Task item: Filter the entries below down to the lines that hold "Tipos".

Items from a data source:

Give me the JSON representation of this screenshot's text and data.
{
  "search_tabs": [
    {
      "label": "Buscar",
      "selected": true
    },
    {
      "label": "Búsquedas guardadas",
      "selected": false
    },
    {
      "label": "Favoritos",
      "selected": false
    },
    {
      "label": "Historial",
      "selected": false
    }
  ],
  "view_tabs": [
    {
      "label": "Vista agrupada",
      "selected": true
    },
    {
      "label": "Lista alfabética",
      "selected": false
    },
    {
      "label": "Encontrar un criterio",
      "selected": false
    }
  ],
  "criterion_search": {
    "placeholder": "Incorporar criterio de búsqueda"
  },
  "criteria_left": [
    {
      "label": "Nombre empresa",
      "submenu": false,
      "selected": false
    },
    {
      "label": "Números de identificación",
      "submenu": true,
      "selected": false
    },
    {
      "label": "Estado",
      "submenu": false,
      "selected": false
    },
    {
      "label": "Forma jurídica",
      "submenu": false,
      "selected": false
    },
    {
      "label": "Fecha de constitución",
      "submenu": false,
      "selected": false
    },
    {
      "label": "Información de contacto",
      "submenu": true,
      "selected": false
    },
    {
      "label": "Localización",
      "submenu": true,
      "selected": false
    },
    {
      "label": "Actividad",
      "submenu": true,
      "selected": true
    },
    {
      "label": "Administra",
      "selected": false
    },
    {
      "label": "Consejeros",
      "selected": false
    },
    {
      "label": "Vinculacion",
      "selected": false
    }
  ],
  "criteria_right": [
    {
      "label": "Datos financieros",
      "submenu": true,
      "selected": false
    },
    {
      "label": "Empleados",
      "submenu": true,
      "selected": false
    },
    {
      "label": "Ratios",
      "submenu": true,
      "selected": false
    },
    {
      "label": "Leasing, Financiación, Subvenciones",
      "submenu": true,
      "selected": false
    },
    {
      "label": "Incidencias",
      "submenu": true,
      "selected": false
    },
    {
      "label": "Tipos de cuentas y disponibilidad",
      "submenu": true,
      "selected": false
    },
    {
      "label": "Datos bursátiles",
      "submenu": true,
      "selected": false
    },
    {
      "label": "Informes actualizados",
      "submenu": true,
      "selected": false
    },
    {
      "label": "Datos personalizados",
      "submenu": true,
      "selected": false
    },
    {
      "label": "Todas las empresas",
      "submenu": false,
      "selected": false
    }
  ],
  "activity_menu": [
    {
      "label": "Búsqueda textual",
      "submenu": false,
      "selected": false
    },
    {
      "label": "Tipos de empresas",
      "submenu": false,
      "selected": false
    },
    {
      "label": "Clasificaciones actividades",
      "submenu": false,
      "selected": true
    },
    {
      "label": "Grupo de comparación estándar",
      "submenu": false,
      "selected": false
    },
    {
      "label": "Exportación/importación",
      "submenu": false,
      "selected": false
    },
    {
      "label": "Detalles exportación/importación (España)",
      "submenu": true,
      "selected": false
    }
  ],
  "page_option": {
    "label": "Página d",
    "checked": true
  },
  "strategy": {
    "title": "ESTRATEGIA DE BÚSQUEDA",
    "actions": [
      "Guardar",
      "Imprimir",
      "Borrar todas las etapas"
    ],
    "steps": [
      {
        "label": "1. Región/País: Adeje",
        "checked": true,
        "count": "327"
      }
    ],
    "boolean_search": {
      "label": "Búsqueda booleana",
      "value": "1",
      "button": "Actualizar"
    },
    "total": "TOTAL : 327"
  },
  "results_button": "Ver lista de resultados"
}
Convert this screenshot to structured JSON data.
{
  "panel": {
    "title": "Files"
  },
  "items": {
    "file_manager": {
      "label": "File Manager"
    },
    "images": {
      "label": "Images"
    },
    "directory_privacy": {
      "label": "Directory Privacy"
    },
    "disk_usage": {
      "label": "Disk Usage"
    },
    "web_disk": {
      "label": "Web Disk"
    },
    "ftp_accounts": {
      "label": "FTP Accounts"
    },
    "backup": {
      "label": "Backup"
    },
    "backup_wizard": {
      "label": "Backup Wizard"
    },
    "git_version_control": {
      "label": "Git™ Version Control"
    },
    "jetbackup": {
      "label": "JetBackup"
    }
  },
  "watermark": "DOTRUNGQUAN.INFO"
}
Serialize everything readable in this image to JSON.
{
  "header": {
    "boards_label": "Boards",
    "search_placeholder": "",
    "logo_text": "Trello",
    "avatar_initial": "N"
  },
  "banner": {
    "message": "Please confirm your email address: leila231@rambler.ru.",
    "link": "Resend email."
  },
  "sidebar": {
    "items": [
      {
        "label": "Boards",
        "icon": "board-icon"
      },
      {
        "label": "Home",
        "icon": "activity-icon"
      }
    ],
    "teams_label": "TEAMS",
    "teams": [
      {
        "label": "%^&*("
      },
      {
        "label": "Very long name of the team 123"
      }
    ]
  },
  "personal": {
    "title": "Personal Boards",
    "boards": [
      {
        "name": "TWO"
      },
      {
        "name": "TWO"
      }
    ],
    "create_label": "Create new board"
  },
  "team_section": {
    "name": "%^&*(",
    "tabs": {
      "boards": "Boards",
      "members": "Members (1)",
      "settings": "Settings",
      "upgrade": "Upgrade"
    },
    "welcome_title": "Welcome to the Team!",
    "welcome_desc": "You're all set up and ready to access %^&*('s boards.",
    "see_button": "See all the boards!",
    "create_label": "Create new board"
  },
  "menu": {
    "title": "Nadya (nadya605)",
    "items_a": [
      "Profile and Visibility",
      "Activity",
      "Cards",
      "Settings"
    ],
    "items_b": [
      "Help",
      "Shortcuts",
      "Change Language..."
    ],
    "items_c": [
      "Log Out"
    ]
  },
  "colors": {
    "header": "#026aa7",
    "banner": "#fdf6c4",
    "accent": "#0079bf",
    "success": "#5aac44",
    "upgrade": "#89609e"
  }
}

Output for this exercise:
      "label": "Tipos de cuentas y disponibilidad",
      "label": "Tipos de empresas",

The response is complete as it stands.